Skip to main content

Hibernating black bears have blood chemistry and plasma amino acid profiles that are indicative of long-term adaptive fasting

Buy Article:

$50.00 plus tax (Refund Policy)

Blood samples were drawn from six black bears (Ursus americanus Pallas, 1780) active in the summer and six others in early and late hibernation. Plasma urea:creatinine ratios and concentrations of amino acids, alanine aminotransferase, and aspartate aminotransferase dropped during the winter denning season, suggesting a decreased protein breakdown. Fifteen amino acids (3 branched chain and 12 glucogenic) were lower in the early winter than in the summer, but 6 of these amino acids rose back to summer levels by the late denning season. Hydroxyproline and glycine were also elevated during late winter, suggesting an increase in collagen breakdown. This profile suggests a dynamic process of adaptive fasting and protein conservation during the winter with a mobilization of non-myofibrilar collagen and perhaps smooth muscle protein reserves to augment a potential but slight increased breakdown of skeletal muscle during the late winter.

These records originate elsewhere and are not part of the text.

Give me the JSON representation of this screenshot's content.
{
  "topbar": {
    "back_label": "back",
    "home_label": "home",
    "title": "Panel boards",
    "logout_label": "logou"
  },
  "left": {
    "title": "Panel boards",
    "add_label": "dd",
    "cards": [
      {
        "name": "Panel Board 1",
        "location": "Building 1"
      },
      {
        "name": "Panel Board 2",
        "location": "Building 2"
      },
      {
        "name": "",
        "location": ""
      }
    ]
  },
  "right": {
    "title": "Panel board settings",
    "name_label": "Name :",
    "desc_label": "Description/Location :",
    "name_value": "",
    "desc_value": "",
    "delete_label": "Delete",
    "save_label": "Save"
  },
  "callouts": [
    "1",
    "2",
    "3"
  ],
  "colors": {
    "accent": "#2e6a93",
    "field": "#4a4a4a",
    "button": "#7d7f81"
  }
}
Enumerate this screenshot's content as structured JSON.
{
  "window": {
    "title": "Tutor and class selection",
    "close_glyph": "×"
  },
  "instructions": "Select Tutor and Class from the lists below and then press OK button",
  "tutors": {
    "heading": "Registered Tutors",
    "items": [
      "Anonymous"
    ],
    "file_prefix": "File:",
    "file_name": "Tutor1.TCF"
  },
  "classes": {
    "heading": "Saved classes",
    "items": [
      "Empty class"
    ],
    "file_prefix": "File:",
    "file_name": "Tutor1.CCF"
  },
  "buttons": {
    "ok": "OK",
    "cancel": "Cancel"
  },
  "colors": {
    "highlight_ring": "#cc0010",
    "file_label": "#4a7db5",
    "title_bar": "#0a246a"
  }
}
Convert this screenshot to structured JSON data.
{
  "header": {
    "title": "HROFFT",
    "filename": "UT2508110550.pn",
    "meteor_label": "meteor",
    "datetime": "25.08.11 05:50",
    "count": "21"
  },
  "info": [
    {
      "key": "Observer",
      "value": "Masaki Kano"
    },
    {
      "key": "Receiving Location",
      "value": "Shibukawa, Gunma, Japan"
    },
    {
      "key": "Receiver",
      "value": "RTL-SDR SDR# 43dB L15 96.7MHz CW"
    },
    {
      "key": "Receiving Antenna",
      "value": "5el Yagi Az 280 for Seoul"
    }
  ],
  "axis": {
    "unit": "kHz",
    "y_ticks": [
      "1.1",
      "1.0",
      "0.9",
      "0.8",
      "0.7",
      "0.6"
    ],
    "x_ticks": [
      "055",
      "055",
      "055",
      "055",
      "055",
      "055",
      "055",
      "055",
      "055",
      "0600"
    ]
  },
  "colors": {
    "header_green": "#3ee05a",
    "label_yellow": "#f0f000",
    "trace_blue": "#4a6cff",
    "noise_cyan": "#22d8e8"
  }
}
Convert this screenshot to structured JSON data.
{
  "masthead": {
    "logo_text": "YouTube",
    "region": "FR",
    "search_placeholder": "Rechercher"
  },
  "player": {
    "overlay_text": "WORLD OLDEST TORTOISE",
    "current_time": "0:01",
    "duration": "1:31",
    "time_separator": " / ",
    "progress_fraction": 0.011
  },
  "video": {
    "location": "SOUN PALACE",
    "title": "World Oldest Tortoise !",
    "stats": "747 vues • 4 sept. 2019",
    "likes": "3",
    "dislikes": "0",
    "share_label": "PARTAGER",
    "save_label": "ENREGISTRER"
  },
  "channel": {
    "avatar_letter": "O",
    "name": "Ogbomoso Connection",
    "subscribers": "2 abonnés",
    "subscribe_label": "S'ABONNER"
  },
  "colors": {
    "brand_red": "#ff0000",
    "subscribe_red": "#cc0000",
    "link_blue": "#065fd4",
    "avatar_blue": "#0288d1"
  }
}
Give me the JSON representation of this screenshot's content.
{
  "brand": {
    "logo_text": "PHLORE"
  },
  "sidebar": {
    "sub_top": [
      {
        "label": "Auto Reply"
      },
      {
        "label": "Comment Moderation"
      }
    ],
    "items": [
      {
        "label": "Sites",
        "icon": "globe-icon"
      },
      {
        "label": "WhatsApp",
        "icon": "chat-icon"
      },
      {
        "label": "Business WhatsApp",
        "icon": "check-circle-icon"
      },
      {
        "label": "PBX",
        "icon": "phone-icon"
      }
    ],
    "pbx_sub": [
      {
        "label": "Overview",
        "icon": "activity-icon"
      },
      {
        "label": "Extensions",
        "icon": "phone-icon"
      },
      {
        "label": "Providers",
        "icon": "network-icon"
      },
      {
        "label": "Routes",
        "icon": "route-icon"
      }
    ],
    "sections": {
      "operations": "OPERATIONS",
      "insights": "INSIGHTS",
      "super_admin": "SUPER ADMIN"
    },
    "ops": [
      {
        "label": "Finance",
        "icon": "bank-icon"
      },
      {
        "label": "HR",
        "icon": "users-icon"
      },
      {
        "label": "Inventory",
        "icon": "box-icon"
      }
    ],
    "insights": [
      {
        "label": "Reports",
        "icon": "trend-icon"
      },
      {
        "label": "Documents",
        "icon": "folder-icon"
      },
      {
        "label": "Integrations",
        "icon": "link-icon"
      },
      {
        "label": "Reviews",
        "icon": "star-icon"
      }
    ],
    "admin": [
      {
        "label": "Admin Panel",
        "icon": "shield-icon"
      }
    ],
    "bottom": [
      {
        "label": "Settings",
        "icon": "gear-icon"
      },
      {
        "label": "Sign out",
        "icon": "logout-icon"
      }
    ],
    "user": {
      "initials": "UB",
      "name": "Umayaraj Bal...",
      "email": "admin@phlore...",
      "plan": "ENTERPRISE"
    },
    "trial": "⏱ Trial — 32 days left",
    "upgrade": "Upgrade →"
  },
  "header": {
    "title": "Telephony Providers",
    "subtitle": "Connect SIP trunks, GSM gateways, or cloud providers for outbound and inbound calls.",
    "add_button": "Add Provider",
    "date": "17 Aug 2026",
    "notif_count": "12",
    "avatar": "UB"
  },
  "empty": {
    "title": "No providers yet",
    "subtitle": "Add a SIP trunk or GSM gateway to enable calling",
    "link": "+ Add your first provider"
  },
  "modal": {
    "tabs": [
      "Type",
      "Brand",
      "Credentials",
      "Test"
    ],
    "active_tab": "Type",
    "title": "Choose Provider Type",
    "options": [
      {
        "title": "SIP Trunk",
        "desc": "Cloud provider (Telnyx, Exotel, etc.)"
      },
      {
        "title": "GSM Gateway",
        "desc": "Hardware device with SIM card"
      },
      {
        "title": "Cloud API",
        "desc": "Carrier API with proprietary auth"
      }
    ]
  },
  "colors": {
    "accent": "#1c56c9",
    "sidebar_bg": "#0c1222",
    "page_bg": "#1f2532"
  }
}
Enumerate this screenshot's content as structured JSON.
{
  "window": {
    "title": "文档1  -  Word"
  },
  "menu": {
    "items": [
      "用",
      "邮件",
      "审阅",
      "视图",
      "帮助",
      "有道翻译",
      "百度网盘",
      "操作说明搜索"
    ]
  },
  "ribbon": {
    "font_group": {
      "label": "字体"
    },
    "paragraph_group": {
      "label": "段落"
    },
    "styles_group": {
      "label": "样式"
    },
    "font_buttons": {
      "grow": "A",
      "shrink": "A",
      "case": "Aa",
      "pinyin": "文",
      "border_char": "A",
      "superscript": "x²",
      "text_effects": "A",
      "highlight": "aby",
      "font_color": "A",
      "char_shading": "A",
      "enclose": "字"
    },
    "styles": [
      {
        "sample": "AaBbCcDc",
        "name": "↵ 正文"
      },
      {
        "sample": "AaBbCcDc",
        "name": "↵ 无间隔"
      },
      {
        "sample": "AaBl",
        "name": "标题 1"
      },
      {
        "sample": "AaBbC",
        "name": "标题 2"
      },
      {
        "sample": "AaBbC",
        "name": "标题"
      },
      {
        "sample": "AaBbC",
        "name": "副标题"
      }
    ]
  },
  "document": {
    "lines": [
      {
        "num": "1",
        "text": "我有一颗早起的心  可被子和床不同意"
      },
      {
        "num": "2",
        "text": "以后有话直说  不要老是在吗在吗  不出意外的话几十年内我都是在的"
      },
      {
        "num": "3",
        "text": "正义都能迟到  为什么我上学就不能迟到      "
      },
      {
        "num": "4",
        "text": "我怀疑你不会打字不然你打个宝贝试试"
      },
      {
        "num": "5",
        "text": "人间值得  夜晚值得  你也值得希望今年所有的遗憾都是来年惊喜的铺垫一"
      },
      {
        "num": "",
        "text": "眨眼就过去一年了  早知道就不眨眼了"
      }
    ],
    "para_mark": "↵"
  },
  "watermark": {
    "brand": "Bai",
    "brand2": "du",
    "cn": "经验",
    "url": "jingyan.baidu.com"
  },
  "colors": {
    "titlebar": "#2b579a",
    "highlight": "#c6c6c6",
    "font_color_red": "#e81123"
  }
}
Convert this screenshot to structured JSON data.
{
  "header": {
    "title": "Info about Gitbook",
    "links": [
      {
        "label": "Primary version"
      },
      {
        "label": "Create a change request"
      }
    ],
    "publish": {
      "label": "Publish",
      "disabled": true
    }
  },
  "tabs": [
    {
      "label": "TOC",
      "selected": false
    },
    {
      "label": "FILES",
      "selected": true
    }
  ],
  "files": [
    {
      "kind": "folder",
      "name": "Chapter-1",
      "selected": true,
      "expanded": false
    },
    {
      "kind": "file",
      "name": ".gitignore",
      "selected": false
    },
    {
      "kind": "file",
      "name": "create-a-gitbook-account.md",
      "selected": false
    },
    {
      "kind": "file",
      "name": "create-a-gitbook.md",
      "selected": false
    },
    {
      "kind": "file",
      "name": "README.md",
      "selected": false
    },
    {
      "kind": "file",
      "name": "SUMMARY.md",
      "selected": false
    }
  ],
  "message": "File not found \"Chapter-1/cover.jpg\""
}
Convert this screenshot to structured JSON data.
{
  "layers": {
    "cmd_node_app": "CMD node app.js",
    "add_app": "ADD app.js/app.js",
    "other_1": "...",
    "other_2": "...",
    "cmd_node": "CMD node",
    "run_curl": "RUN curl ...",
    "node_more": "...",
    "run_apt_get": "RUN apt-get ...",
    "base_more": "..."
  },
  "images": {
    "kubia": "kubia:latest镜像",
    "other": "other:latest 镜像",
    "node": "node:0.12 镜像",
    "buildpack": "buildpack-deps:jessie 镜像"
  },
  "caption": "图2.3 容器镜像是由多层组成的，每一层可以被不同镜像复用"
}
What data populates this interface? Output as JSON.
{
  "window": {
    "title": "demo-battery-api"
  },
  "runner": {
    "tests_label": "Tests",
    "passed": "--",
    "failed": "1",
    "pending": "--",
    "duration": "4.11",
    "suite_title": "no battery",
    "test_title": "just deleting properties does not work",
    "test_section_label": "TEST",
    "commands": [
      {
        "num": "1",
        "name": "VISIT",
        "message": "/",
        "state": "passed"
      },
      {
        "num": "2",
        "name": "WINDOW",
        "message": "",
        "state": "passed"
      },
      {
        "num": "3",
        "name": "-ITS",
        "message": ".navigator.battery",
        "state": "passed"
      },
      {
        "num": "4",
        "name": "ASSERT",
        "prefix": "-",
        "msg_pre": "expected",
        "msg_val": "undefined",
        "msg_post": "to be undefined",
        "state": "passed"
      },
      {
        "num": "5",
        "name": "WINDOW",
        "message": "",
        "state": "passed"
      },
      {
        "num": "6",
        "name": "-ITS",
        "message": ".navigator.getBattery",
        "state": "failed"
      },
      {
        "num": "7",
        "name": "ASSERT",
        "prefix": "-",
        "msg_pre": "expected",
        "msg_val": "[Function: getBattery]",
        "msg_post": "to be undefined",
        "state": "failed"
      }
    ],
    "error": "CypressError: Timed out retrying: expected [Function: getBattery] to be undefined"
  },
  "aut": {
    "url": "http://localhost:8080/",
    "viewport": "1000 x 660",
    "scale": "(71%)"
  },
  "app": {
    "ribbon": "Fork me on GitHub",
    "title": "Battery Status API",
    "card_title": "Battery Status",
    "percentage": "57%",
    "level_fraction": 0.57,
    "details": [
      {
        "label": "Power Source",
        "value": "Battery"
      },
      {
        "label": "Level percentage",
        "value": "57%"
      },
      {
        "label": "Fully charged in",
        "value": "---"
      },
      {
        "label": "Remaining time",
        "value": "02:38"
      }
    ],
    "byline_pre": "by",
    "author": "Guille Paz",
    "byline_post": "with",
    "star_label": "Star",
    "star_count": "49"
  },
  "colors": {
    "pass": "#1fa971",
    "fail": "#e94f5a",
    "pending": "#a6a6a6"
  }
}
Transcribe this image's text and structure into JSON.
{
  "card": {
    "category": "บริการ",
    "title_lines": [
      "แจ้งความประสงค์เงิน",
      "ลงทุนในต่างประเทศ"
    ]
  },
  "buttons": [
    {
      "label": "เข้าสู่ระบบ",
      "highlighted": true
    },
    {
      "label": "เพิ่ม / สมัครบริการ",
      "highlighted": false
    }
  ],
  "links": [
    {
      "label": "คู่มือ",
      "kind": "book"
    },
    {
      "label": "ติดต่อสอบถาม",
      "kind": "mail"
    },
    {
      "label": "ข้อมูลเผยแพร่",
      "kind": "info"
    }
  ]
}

Nous avons effectué des prélèvements sanguins chez six ours noirs (Ursus americanus Pallas, 1780) actifs en été et chez six autres au début et à la fin de l'hibernation. Les rapports uréique : créatinine du plasma, ainsi que les concentrations d'acides aminés, d'alanine aminotransférase et d'aspartate aminotransférase, diminuent durant la période passée au terrier en hiver, ce qui indique une réduction du catabolisme des protéines. Quinze acides aminés (3 ramifiés et 12 glycogéniques) sont moins abondants au début de l'hiver qu'en été, mais 6 d'entre eux retournent aux concentrations d'été vers la fin de la période au terrier. Les concentrations d'hydroxyproline et de glycine sont aussi élevées à la fin de l'hiver, ce qui laisse croire à un catabolisme accéléré du collagène. Un tel profil indique un processus dynamique de jeûne adaptatif et de conservation des protéines durant l'hiver et une mobilisation du collagène non associé aux myofibrilles et peut-être aussi des réserves des protéines des muscles lisses, ce qui augmente un catabolisme potentiel accru, mais faible, du muscle squelettique à la fin de l'hiver.[Traduit par la Rédaction]
No References
No Citations
No Supplementary Data
No Data/Media
No Metrics

Document Type: Research Article

Publication date: 2005-09-01

More about this publication?
  • Published since 1929, this monthly journal reports on primary research contributed by respected international scientists in the broad field of zoology, including behaviour, biochemistry and physiology, developmental biology, ecology, genetics, morphology and ultrastructure, parasitology and pathology, and systematics and evolution. It also invites experts to submit review articles on topics of current interest.
  • Information for Authors
  • Submit a Paper
  • Subscribe to this Title
  • Terms & Conditions
  • Sample Issue
  • Reprints & Permissions
  • Ingenta Connect is not responsible for the content or availability of external websites
  • Access Key
  • Free content
  • Partial Free content
  • New content
  • Open access content
  • Partial Open access content
  • Subscribed content
  • Partial Subscribed content
  • Free trial content
Cookie Policy
X
Cookie Policy
Ingenta Connect website makes use of cookies so as to keep track of data that you have filled in. I am Happy with this Find out more